Component data from apps and pages:
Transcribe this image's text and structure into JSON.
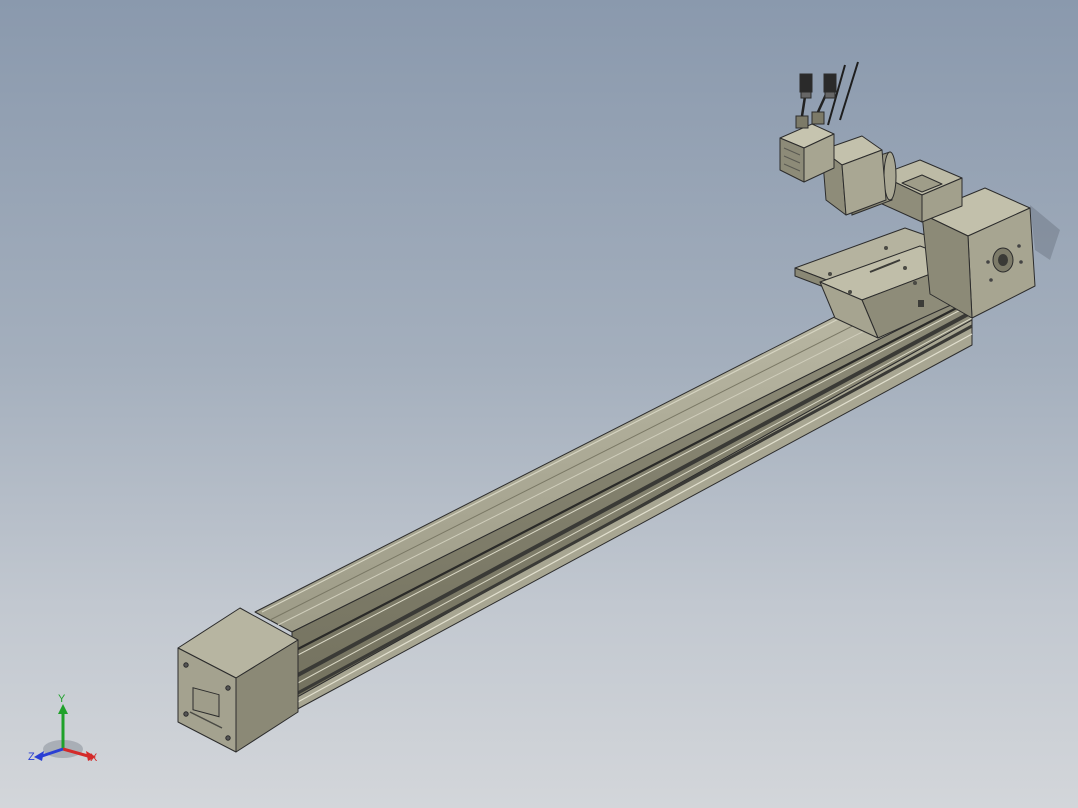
{
  "viewport": {
    "background_top": "#8a99ad",
    "background_bottom": "#d3d6da"
  },
  "part_colors": {
    "body": "#9a9885",
    "body_light": "#b4b29e",
    "body_dark": "#6f6d5e",
    "edge": "#2c2c2c"
  },
  "triad": {
    "x_label": "X",
    "y_label": "Y",
    "z_label": "Z",
    "x_color": "#d42a2a",
    "y_color": "#1fa12a",
    "z_color": "#2a3fd4"
  }
}
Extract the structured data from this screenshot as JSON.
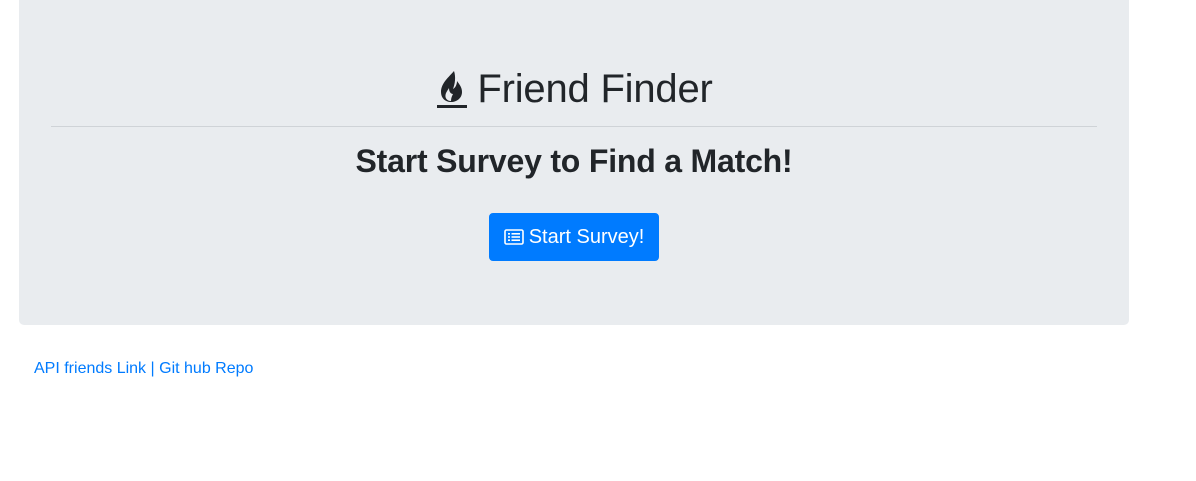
{
  "header": {
    "icon": "fire-icon",
    "title": "Friend Finder",
    "subtitle": "Start Survey to Find a Match!"
  },
  "survey_button": {
    "icon": "list-alt-icon",
    "label": "Start Survey!"
  },
  "footer": {
    "api_link_label": "API friends Link",
    "separator": "|",
    "repo_link_label": "Git hub Repo"
  },
  "colors": {
    "jumbotron_background": "#e9ecef",
    "primary": "#007bff",
    "text": "#212529"
  }
}
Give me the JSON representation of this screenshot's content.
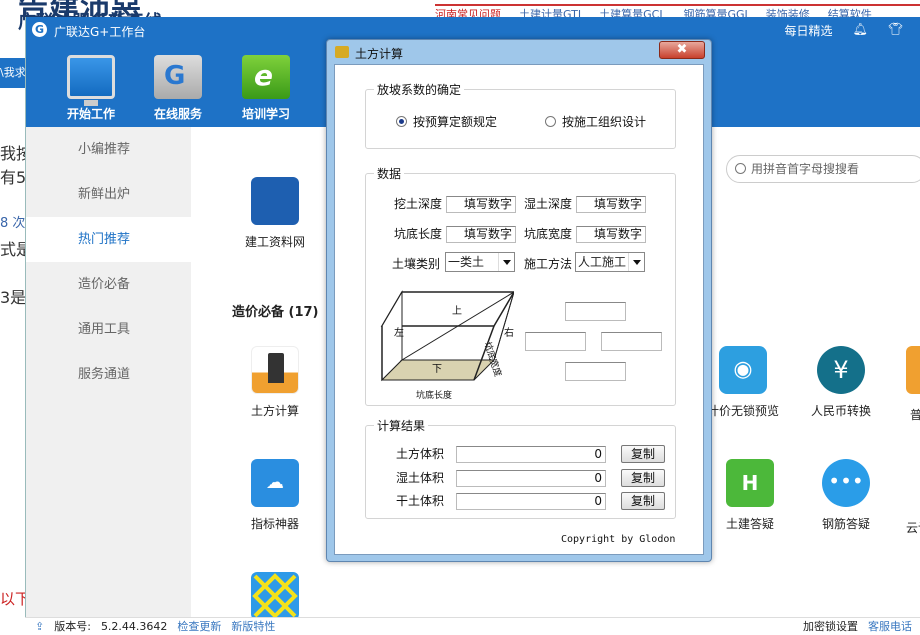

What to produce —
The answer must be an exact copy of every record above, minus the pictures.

Result for this task —
Transcribe this image's text and structure into JSON.
{
  "viewport": {
    "background_top": "#8a99ad",
    "background_bottom": "#d3d6da"
  },
  "part_colors": {
    "body": "#9a9885",
    "body_light": "#b4b29e",
    "body_dark": "#6f6d5e",
    "edge": "#2c2c2c"
  },
  "triad": {
    "x_label": "X",
    "y_label": "Y",
    "z_label": "Z",
    "x_color": "#d42a2a",
    "y_color": "#1fa12a",
    "z_color": "#2a3fd4"
  }
}
Extract the structured data from this screenshot as JSON.
{
  "header": {
    "icon": "fire-icon",
    "title": "Friend Finder",
    "subtitle": "Start Survey to Find a Match!"
  },
  "survey_button": {
    "icon": "list-alt-icon",
    "label": "Start Survey!"
  },
  "footer": {
    "api_link_label": "API friends Link",
    "separator": "|",
    "repo_link_label": "Git hub Repo"
  },
  "colors": {
    "jumbotron_background": "#e9ecef",
    "primary": "#007bff",
    "text": "#212529"
  }
}
Give me the JSON representation of this screenshot's content.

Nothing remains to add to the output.